Huh… look what a beautiful frame! Let’s take the camera from the bag and… Damn, too late! How many times this happened? Sure, this is not the end of the world, but a bit bitter remains.
A few years ago I decided to look for a compact camera to always carry with me. After trying a couple of rangefinder, a plastic point-and-shot and a couple of Minox, none of which mattered to me. I had almost changed my mind.
Sometime later, surfing the net, I do not remember how and where, I read something about the latest SLR produced by Canon in September 2004. Curiosity made me begin to look for information about what was apparently a small SLR with many features of more modern DSLRs.
The Canon EOS 300x
I was particularly impressed by the compactness of the body and the small weight. Some stats:
- 130 x 90 x 64mm
- 7 focus points
- E-TTL II
- Shutter speed from 30 “to 1/4000”
- 35 zones exposure measurement
- Program, shutter priority, aperture priority, manual and more …
- ISO DX: 25-5000, Manual: 6-6400
- Bracketing +/- 3stop
- Multiple exposures
- AE lock
- 1.5 frames per second in sequence
I also had the idea of mounting an EF40mm STM on it – this would also keep the size an weight down. It was not easy to find, but I was determined to have one. After a few months of searching and waiting I found the camera in good condition for €29.
With the 40mm STM the autofocus works instantaneously and accurately. The viewfinder shows the necessary information without having to look at the back display. The focus point can be easily selected without taking the eye off the viewfinder. The compactness of the machine body allows you to reach all controls with the right thumb while the index acts on the timing and diaphragm selection dial and the shutter release button.
Switching to manual focus is immediate, as for modern digital cameras this can be achieved just holding the shutter button down and working on the focus ring of the lens.
In conjunction with the 40mm STM the system is perfectly balanced, you can secure the camera with your hand for a whole day without fatigue problems. With the 50mm STM and standard zoom such as 28-80mm or 22-55mm USM the situation does not change, while with more “demanding” lenses, the greater weight leads to an unbalancing of the system.

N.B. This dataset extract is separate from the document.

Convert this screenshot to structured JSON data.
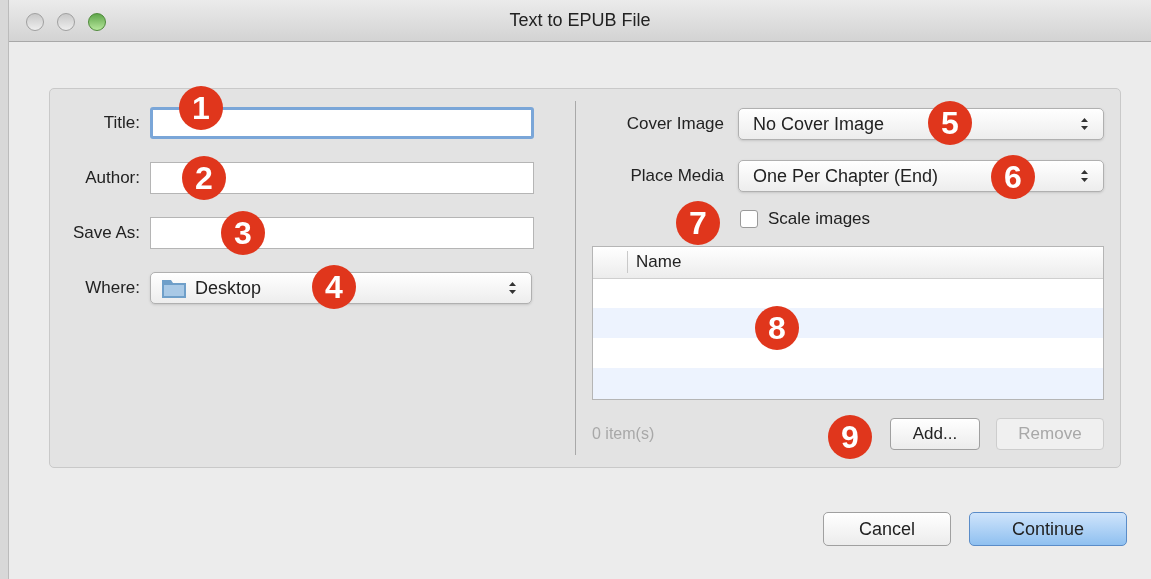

Now I almost always walk out with my “compact” and a couple of spare films, always ready to get into the action.